Research output: Contribution to journalJournal article

Published
<mark>Journal publication date</mark>05/2018
<mark>Journal</mark>Supply Chain Management: An International Journal
Issue number3
Volume12
Number of pages19
Pages (from-to)81-99
Publication statusPublished
Early online date13/04/18
Original languageEnglish

Abstract

Purpose: To examine how organisations report on the detection and remediation of modern slavery in their operations and supply chains; and to understand their approaches to disclosing information in response to modern slavery legislation.

Methodology: An analysis of secondary data based on the statements released in response to the 2015 UK Modern Slavery Act by 101 firms in the clothing and textiles sector.

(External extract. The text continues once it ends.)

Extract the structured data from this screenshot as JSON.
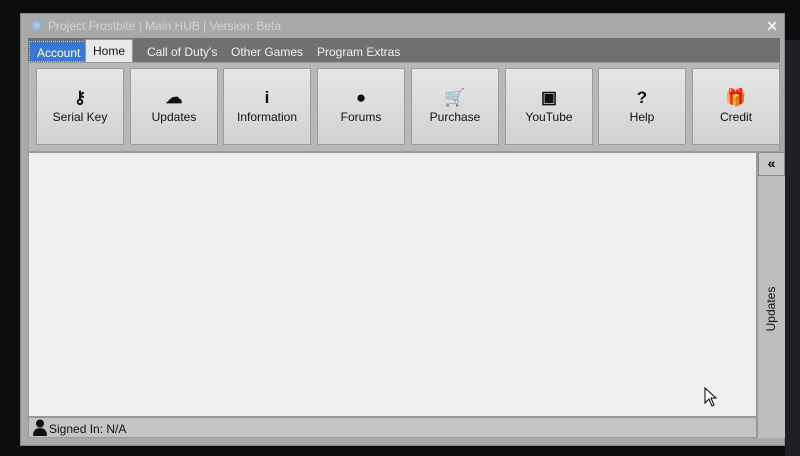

Findings: Many firms use the same practices to detect and remediate modern slavery as for other social issues. But the hidden, criminal nature of modern slavery and the involvement of third party labour agencies mean practices need to either be tailored or other more innovative approaches developed, including in collaboration with traditional and non-traditional actors. Although five broad types of disclosure are identified, there is substantial heterogeneity in the statements. It is posited however that firms will converge on a more homogenous set of responses over time.

Research limitations: The study is limited to one industry, responses to UK legislation, and the
information disclosed by focal firms only. Future research could expand the focus to include other
industries, country contexts, and stakeholders.

Practical implications: Managers must consider how their own firm’s behaviour contributes to the
modern slavery threat, regulate both their stock and non-stock supply chains, and ensure modern slavery is elevated from the procurement function to the boardroom. In making disclosures, managers may trade-off the potential competitive gains of transparency against the threat of information leakage and reputational risk should their statements be falsified. They should also consider what signals their statements send back up the chain to (sub-)suppliers. Findings also have potential policy implications.

Originality: The study expands our understanding of: (i) modern slavery from a supply chain perspective, e.g. identifying the importance of standard setting and risk avoidance; and, (ii) supply chain information disclosure in response to legislative demands. This is the first academic paper to examine the statements produced by organisations in response to the UK Modern Slavery Act.

Bibliographic note

This article is (c) Emerald Group Publishing and permission has been granted for this version to appear here. Emerald does not grant permission for this article to be further copied/distributed or hosted elsewhere without the express permission from Emerald Group Publishing Limited.